# What the exercise asks:
Determine the number of lines below that contain "JSON". Write nothing but that number.

Dataset rows describing interfaces
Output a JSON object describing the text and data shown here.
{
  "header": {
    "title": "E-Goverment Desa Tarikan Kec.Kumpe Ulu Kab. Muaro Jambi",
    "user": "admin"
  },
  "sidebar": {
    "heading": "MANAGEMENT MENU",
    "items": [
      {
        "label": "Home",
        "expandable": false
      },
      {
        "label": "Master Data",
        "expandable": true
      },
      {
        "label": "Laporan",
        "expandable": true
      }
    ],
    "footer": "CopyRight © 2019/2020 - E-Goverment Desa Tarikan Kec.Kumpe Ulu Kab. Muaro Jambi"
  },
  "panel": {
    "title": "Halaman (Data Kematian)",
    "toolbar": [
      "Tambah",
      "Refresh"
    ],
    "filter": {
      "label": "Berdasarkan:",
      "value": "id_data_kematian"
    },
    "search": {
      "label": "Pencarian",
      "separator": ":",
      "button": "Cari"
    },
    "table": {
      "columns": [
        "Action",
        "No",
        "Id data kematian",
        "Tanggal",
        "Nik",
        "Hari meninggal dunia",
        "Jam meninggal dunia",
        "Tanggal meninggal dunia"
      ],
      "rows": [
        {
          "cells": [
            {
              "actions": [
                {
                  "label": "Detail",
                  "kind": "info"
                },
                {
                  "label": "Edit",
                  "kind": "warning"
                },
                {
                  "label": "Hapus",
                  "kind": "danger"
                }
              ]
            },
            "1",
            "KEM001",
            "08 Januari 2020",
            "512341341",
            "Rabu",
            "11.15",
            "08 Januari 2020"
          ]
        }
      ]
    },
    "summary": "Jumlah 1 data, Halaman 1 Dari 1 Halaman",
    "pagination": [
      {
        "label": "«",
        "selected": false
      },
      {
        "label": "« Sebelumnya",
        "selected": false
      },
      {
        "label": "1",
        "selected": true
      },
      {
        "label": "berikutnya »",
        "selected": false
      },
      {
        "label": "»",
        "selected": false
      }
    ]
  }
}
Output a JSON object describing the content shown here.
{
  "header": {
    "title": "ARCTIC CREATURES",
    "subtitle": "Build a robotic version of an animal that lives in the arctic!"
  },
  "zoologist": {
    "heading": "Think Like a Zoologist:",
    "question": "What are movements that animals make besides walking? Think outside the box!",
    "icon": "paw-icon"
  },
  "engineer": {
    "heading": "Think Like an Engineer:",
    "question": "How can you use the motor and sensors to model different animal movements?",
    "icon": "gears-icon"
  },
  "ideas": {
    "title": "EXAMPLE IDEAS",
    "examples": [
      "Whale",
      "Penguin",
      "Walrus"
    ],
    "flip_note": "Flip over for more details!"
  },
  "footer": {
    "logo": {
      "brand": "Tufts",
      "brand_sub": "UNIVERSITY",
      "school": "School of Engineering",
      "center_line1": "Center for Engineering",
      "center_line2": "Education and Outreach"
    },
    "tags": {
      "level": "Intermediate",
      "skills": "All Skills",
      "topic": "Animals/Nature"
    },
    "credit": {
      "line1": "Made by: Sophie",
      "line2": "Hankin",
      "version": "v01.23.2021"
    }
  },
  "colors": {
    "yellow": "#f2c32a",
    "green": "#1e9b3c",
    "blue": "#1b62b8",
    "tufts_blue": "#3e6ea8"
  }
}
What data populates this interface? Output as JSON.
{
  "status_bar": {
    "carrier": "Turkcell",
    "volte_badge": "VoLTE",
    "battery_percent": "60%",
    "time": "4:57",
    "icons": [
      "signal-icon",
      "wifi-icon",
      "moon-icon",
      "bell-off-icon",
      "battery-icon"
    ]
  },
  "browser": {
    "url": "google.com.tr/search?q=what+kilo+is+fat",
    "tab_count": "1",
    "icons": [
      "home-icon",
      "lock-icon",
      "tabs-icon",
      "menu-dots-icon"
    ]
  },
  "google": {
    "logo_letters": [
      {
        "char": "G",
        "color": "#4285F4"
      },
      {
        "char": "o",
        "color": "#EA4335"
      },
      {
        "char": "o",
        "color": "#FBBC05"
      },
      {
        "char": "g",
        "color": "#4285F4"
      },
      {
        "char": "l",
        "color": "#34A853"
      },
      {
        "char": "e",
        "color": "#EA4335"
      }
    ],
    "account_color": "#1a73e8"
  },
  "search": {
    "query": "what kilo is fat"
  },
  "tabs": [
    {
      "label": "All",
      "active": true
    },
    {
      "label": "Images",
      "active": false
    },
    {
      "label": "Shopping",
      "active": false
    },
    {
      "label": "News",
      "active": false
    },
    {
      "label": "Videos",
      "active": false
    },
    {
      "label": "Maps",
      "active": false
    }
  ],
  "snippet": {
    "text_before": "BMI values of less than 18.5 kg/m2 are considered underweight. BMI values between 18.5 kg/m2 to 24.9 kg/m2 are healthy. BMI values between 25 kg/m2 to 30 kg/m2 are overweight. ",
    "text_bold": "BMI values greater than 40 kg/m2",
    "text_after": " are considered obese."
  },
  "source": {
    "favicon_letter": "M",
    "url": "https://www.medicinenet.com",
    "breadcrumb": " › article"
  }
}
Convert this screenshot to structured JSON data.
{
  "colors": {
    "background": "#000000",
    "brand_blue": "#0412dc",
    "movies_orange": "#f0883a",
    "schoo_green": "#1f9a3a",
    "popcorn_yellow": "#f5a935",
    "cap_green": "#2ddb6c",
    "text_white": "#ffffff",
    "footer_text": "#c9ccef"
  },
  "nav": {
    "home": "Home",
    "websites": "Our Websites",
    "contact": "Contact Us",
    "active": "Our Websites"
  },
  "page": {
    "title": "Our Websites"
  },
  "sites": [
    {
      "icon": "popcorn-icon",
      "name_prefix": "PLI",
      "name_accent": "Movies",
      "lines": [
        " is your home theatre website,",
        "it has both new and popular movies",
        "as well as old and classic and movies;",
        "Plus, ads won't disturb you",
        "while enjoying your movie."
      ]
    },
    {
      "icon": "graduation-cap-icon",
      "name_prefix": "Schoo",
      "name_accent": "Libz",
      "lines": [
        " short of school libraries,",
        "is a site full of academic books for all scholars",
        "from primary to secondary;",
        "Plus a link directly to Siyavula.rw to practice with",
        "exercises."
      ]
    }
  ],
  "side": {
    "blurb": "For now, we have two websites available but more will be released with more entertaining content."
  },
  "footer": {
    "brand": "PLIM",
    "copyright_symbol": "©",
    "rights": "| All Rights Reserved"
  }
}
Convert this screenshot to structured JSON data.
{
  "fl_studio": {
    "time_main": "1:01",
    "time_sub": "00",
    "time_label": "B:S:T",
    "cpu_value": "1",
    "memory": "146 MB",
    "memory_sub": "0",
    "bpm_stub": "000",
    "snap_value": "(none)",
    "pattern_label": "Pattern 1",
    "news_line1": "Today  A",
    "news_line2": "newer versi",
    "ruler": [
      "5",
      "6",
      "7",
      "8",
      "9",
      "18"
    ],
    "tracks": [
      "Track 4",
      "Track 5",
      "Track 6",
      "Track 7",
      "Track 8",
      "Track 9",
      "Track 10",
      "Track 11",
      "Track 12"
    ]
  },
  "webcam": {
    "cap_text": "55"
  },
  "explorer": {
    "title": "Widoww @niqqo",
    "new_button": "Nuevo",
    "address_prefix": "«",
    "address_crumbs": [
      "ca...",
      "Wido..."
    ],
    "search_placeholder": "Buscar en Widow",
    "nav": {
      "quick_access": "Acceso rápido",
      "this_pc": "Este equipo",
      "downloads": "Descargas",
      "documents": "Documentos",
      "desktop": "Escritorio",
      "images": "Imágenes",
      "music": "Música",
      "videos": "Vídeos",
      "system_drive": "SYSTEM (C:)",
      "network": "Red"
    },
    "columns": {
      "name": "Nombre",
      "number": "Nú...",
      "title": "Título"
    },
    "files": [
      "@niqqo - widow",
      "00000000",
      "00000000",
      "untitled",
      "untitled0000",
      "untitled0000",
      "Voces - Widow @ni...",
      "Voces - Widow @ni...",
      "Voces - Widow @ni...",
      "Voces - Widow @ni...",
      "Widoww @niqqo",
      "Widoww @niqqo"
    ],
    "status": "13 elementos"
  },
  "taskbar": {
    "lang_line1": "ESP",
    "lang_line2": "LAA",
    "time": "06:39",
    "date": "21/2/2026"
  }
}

# Response area:
5